Rather than relying on rigid push programs, we need to increasingly develop scalable pull platforms where people can draw out people and resources where they are needed and when they are needed, not just to perform pre-defined tasks, but to engage in creative problem-solving as unanticipated challenges arise. Interestingly, the authors of Race Against the Machine, cite a number of promising entrepreneurial initiatives that all turn out to be examples of scalable pull platforms, but they don’t step back to really develop what is different about these pull platforms or to explore their potential for accelerated learning and performance improvement.
These pull platforms have an interesting property. They not only accommodate, but demand, the attributes of participants that are least susceptible to automation – imagination, creativity, genuine insight and emotional and moral intelligence. In fact, these pull platforms catalyze, cultivate and reward these attributes – the same attributes that are so suspect in today’s push driven institutions. In pull-driven institutions, participants are no longer fungible cost items but instead become fully visible as assets with the potential for virtually unlimited development.

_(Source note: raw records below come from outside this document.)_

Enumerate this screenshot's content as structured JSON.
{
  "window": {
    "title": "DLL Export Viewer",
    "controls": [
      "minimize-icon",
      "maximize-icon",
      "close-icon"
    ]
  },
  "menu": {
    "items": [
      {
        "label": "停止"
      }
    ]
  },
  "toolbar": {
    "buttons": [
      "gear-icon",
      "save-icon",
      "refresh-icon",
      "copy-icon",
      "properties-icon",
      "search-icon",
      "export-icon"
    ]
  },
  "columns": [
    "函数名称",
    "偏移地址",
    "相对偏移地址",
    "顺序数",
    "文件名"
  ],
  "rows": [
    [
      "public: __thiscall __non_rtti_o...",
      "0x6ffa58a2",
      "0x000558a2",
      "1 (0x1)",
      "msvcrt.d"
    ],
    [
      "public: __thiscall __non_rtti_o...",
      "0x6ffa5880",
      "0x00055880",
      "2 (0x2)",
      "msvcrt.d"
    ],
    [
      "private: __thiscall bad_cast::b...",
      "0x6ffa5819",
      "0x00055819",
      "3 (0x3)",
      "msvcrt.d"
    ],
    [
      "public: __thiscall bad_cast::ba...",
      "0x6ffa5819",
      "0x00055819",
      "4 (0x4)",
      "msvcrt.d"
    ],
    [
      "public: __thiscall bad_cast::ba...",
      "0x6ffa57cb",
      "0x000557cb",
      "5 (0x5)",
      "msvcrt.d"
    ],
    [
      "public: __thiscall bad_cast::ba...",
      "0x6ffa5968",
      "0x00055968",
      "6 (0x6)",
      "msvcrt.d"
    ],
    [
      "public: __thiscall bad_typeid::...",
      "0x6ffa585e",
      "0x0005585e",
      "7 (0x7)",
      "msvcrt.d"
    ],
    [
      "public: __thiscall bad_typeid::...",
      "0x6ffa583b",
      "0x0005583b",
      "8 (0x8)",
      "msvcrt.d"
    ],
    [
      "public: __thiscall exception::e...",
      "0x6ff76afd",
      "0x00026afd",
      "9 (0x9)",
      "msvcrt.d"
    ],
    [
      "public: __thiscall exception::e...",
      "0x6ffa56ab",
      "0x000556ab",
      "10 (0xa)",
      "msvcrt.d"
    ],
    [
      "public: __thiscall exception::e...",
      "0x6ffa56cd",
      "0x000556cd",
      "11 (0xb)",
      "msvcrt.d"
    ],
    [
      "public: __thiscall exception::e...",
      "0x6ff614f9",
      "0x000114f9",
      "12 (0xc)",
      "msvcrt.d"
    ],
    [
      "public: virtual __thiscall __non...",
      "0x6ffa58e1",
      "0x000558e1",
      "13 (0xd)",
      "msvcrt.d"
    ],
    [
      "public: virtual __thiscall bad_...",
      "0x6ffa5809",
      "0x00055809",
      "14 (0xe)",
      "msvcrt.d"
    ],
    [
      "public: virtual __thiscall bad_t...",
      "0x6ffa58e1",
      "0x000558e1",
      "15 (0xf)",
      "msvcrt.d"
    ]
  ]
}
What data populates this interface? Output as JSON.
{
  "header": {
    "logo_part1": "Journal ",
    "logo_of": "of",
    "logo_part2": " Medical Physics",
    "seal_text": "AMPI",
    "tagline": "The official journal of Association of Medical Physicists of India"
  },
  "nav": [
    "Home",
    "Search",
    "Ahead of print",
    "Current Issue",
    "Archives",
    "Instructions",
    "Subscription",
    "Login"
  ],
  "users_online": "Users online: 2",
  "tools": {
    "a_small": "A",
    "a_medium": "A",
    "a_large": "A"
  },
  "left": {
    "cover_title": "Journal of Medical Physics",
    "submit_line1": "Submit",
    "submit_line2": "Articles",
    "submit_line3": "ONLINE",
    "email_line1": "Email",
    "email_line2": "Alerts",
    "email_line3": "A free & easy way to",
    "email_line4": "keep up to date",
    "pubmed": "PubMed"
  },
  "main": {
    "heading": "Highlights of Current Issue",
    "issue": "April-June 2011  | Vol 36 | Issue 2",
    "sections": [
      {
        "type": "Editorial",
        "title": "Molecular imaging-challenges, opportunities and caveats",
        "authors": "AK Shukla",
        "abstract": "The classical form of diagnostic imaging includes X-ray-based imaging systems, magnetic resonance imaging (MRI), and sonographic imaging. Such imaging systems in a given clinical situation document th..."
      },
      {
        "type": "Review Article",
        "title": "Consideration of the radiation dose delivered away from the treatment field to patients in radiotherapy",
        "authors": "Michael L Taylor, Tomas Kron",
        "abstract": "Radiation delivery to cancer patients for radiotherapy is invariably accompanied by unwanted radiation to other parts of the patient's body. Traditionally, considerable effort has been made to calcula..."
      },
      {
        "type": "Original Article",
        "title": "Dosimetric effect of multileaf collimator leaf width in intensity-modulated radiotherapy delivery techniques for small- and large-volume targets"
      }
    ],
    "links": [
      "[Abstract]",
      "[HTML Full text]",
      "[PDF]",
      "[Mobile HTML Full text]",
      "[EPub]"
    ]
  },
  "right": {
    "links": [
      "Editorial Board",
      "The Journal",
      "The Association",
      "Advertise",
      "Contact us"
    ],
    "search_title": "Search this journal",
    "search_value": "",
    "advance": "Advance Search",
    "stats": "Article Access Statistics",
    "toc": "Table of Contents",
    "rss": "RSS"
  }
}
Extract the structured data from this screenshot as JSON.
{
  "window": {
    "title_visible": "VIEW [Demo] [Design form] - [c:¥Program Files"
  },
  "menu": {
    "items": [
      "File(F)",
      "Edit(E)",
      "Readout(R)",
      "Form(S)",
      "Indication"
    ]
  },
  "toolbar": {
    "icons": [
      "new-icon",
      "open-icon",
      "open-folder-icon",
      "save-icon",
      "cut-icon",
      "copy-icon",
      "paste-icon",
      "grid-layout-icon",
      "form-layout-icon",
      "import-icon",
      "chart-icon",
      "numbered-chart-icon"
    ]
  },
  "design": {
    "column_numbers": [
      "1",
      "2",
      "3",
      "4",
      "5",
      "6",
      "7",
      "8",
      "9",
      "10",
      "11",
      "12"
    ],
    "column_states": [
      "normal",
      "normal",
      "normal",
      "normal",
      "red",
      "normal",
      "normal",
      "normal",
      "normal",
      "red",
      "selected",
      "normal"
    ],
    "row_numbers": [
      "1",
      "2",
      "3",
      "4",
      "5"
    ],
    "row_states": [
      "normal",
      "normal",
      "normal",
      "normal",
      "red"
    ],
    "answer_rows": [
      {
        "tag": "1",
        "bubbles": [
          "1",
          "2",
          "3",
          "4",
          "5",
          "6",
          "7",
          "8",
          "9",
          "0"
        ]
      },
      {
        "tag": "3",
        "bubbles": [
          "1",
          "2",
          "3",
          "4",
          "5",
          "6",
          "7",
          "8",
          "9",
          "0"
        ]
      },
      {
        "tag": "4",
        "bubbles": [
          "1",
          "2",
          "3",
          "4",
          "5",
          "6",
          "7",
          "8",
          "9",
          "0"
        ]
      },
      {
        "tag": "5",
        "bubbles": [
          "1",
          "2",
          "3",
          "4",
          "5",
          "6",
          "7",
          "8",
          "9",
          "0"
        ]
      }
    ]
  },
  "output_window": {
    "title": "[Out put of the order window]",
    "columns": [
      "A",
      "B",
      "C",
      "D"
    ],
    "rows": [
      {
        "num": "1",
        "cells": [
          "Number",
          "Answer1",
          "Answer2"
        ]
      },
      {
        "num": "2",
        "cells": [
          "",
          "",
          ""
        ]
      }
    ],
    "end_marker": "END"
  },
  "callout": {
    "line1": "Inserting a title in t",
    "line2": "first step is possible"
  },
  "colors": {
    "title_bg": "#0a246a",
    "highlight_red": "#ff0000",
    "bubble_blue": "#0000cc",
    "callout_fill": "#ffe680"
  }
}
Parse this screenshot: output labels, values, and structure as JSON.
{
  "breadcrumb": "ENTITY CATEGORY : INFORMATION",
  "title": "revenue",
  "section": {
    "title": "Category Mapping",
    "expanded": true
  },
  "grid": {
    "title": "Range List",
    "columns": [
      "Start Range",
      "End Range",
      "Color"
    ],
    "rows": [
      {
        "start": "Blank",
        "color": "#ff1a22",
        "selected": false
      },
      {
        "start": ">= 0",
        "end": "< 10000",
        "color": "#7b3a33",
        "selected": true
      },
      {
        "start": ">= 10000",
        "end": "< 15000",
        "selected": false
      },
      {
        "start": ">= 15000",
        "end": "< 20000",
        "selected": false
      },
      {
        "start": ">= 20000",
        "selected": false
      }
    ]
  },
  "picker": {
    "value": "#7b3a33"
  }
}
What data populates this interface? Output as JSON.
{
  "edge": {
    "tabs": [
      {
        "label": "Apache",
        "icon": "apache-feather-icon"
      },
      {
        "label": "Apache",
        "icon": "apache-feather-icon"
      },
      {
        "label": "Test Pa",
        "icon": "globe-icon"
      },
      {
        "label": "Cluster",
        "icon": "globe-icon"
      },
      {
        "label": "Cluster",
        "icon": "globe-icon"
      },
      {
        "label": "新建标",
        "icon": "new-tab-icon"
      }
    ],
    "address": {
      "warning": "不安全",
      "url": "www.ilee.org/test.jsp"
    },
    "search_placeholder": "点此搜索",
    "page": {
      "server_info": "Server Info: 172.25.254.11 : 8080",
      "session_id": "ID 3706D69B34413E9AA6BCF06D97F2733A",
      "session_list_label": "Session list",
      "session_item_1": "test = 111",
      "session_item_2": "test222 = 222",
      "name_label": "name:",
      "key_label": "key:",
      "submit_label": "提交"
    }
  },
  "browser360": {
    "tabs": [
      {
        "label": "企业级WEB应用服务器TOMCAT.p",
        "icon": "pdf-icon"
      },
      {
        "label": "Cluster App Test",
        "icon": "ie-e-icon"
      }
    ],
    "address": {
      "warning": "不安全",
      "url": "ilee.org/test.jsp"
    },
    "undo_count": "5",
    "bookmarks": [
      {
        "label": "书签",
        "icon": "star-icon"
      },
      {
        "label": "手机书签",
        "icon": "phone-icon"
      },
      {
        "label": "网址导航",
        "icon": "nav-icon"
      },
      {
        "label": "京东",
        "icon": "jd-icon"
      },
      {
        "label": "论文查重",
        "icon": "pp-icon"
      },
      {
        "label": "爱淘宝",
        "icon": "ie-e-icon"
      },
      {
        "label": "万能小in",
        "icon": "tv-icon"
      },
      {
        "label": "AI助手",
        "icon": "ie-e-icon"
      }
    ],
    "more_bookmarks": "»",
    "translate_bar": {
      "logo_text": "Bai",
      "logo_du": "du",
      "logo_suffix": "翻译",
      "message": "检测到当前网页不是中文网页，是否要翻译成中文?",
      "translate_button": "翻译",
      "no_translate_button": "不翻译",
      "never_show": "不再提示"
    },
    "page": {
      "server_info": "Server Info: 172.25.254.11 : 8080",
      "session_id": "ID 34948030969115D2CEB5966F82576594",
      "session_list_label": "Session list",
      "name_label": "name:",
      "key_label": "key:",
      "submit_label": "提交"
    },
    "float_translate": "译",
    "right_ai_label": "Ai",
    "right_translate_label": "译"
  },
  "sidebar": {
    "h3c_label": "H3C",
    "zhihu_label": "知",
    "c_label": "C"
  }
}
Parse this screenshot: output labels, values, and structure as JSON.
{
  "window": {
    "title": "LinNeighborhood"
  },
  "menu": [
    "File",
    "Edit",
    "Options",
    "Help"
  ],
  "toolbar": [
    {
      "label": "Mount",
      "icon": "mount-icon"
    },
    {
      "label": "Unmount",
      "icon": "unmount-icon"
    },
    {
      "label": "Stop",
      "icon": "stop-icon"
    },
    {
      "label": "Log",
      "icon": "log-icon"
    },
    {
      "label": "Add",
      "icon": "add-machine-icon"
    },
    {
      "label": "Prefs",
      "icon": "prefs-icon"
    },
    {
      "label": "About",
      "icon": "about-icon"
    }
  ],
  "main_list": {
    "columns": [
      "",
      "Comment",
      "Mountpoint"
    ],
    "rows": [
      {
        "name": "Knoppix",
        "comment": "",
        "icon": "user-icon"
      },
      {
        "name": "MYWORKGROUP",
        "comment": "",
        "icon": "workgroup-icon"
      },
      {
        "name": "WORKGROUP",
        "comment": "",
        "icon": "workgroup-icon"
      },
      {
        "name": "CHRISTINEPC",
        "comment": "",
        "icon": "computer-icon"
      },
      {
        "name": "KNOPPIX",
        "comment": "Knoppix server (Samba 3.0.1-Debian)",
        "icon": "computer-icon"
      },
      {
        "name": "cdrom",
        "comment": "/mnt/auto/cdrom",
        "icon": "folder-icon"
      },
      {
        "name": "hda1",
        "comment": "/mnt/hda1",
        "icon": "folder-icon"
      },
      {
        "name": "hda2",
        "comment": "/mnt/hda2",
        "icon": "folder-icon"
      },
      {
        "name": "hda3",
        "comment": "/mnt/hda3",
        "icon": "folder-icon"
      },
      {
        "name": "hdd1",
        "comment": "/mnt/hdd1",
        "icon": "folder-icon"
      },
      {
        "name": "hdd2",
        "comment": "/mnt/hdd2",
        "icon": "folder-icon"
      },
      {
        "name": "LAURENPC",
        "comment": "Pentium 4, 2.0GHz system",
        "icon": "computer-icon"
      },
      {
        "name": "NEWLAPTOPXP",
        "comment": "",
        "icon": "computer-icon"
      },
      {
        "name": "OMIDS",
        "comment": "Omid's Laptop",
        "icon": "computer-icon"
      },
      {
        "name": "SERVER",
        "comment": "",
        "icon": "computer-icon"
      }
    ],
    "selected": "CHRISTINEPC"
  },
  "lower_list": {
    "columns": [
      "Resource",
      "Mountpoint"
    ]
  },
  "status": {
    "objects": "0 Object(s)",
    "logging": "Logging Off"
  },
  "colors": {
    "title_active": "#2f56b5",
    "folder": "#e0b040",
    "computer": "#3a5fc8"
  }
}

One more point. These pull platforms are much more challenging to scale without digital technology infrastructure. At long last, we will have an institutional framework that requires us to race with the machine, rather than simply racing against the machine.
This emergence of pull-based institutions isn’t simply confined to the domain of corporations. It will pervade all institutional domains. For example, our educational system is a classic push driven environment – not surprising, given that its primary mission was to prepare individuals to enter the workforce of push driven corporations. Adopting this institutional re-framing in education points out the limitations of the authors’ recommendations on education – simply investing more money and working longer hours in a push driven educational environment will have only marginal impact at best.
The bottom line
Until and unless we re-frame the challenges we face, we’ll have little hope of developing effective programs of change. At its core, this isn’t a technological challenge, but an institutional challenge. We're dealing with a set of institutions that are increasingly inappropriate for the mounting pressure we face. At an even more fundamental level, it's a mindset challenge – it’s about our beliefs about the kinds of institutions that we need to assure our prosperity and well-being.
The good news is that if we can re-frame the challenge, the challenge becomes an opportunity. For the first time, we have an opportunity to build institutions that can help all of us to achieve more of our potential and increasingly differentiate us from machines, while harnessing their power to amplify our efforts. We have reached a point in our history where small moves, smartly made, can set very big things in motion.